Update March 2022: The RHS will no longer class Slugs as pests because very few slug varieties actually eat plants! More details here.
This is a very difficult and involved subject and it is impossible to cover all the intricacies in a few paragraphs, but we summarise here.
Recently, peat free alternatives have come under the spotlight for their heavy carbon footprint and, in some cases, plastic particle content. An example of heavy carbon footprint compost is coir, which has to be transported half way around the world for our use. We regularly run trials of peat free compost but have yet to find a suitable alternative to peat which doesn’t have a heavy carbon footprint and offers anything like the right composition and structure that healthy plants need. The reduced-peat compost we use contains peat from certified sources which are not environmentally sensitive and are not active peat bogs.
The compost contains slow-release fertiliser which lasts up to 6 months and we supplement this with a natural seaweed foliar spray.
Update December 2020: We ran trials of a couple of peat free options this year with varying results. One problem is the lack of consistency across batches, meaning we sadly cannot rely on the quality of the products.
Update spring 2021: We have trialled a new (to us) blend made from a mix of sheep wool and bracken. Sadly, the plants did not fair well (rooted cuttings rotted and larger plants did not grow well) and we have had to rule this mix out.
Update August 2021: We are running new trials with peat-free compost from another UK-based company. In the meantime, we have switched to a new compost which contains a blend of materials, including peat, but at a much reduced quantity.
Update October 2021: It has come to our attention that well-known compost brands are now using shredded recycled kitchen worktops in their compost, to bulk it out. While this may sound like a good recycling option, in practice this must mean that there is micro-plastic and glue particles in the compost, which is now being distributed to gardens across the country. Heaven only knows what environmental problems this is setting up for the future.

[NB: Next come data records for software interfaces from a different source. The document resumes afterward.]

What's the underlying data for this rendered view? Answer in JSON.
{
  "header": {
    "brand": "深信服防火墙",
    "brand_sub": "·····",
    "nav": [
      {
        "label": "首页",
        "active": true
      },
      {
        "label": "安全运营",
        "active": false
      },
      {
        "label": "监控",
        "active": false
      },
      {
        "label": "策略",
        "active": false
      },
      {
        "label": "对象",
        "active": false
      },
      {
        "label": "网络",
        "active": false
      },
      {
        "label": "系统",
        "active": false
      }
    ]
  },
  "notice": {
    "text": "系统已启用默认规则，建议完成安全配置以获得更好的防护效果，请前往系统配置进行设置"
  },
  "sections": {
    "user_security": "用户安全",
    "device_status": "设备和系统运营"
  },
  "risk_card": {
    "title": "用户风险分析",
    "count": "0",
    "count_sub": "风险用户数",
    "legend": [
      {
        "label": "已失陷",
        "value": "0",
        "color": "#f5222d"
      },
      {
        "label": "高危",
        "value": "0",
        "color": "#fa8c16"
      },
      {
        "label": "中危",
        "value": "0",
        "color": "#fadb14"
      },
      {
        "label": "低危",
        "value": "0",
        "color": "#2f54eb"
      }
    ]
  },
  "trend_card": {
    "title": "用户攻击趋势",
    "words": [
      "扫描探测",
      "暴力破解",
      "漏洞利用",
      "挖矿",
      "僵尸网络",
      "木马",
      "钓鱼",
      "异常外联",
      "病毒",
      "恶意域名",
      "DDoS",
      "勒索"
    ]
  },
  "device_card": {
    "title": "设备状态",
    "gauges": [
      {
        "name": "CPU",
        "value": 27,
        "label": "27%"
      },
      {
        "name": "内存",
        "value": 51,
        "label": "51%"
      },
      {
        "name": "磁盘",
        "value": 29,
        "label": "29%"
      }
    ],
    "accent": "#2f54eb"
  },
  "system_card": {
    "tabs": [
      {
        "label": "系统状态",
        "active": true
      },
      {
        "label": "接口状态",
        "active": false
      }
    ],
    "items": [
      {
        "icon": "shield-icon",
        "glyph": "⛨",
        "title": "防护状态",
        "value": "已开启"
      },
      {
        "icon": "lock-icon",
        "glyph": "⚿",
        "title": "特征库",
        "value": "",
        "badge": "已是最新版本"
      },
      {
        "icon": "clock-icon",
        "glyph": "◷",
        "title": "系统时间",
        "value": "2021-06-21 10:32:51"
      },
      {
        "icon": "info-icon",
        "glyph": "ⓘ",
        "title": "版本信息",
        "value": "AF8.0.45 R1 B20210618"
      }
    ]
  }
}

Update autumn 2022: We ran a further peat-free trial this year without success. The government have announced that peat will be banned for retail use from the end of 2024. This does not extend to trade use because DEFRA have accepted that there is not yet a suitable alternative that a) is reliable or consistent enough and b) is available in sufficient quantities. From our own discussions with compost producers, we know that they have increased their efforts in trialing more alternatives to peat and we hope that this will yield fruit.
Update autumn 2023: We now grow a small percentage of plants in peat-free compost. It is becoming widely acknowledged that there is not a one-size-fits-all solution for peat-free growing. Some plants cope well in coir, but many do not. Other options are better for different plants but sourcing sufficient supply is still a problem. DEFRA is at last acknowledging the scale of the problem in the commercial horticultural industry. The RHS has started a new project trialing various peat-free options to try to assist commercial growers and we look forward to seeing the results in due course.
We are on a water meter so we have an incentive to use as little as possible! We are currently looking into ways of capturing run off water from our buildings for use on the plants. In 2023 we installed irrigation systems on approximately 70% of our growing space to enable targeted watering, cutting down on wasted water.
We recognise that all our activities have an impact on the environment and we are doing all we can to reduce this impact. There is always more we can do and we will update this page as we learn more, or appropriate new products come to market.